___ Data for processing ___

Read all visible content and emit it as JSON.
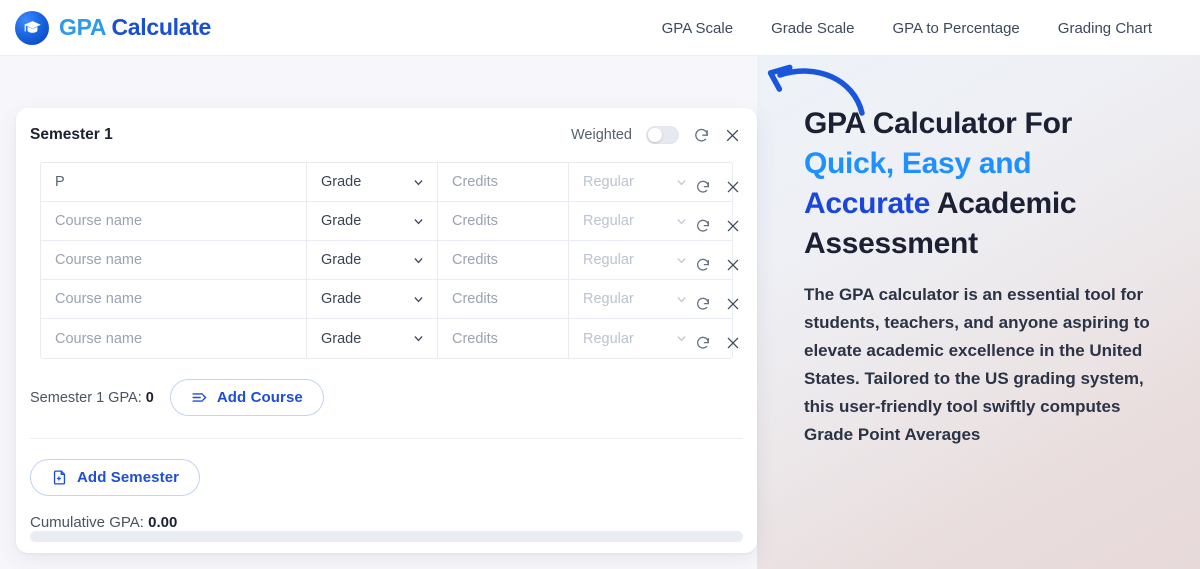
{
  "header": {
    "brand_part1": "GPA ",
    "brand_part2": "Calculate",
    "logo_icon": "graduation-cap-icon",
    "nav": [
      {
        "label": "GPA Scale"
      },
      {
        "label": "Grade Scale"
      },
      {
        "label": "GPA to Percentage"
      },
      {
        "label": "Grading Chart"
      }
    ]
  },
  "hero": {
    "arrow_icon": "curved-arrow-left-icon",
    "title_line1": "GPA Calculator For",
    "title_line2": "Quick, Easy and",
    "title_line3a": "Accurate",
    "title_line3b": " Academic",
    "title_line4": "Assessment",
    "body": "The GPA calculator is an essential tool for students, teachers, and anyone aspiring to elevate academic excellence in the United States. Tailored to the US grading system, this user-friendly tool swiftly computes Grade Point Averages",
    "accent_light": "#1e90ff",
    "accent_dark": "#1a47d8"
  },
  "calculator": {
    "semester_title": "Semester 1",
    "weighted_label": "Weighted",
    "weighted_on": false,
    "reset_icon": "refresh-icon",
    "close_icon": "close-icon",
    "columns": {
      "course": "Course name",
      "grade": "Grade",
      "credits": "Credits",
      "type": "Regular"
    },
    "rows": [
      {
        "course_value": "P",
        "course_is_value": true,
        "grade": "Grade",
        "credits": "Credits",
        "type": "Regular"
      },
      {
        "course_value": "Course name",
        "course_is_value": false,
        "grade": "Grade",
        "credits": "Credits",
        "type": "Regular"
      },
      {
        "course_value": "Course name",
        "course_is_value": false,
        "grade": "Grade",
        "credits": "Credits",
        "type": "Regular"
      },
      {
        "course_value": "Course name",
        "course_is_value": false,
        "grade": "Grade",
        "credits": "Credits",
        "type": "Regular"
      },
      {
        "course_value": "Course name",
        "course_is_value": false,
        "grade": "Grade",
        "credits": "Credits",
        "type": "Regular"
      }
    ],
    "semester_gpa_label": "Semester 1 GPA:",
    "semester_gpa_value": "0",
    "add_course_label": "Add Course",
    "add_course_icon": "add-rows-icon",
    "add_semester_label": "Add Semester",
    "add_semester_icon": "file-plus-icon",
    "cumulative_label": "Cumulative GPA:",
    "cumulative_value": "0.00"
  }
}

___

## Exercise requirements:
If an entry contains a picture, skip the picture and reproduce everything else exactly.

## Solved exercise:
Read all visible content and emit it as JSON.
{
  "header": {
    "brand_part1": "GPA ",
    "brand_part2": "Calculate",
    "logo_icon": "graduation-cap-icon",
    "nav": [
      {
        "label": "GPA Scale"
      },
      {
        "label": "Grade Scale"
      },
      {
        "label": "GPA to Percentage"
      },
      {
        "label": "Grading Chart"
      }
    ]
  },
  "hero": {
    "arrow_icon": "curved-arrow-left-icon",
    "title_line1": "GPA Calculator For",
    "title_line2": "Quick, Easy and",
    "title_line3a": "Accurate",
    "title_line3b": " Academic",
    "title_line4": "Assessment",
    "body": "The GPA calculator is an essential tool for students, teachers, and anyone aspiring to elevate academic excellence in the United States. Tailored to the US grading system, this user-friendly tool swiftly computes Grade Point Averages",
    "accent_light": "#1e90ff",
    "accent_dark": "#1a47d8"
  },
  "calculator": {
    "semester_title": "Semester 1",
    "weighted_label": "Weighted",
    "weighted_on": false,
    "reset_icon": "refresh-icon",
    "close_icon": "close-icon",
    "columns": {
      "course": "Course name",
      "grade": "Grade",
      "credits": "Credits",
      "type": "Regular"
    },
    "rows": [
      {
        "course_value": "P",
        "course_is_value": true,
        "grade": "Grade",
        "credits": "Credits",
        "type": "Regular"
      },
      {
        "course_value": "Course name",
        "course_is_value": false,
        "grade": "Grade",
        "credits": "Credits",
        "type": "Regular"
      },
      {
        "course_value": "Course name",
        "course_is_value": false,
        "grade": "Grade",
        "credits": "Credits",
        "type": "Regular"
      },
      {
        "course_value": "Course name",
        "course_is_value": false,
        "grade": "Grade",
        "credits": "Credits",
        "type": "Regular"
      },
      {
        "course_value": "Course name",
        "course_is_value": false,
        "grade": "Grade",
        "credits": "Credits",
        "type": "Regular"
      }
    ],
    "semester_gpa_label": "Semester 1 GPA:",
    "semester_gpa_value": "0",
    "add_course_label": "Add Course",
    "add_course_icon": "add-rows-icon",
    "add_semester_label": "Add Semester",
    "add_semester_icon": "file-plus-icon",
    "cumulative_label": "Cumulative GPA:",
    "cumulative_value": "0.00"
  }
}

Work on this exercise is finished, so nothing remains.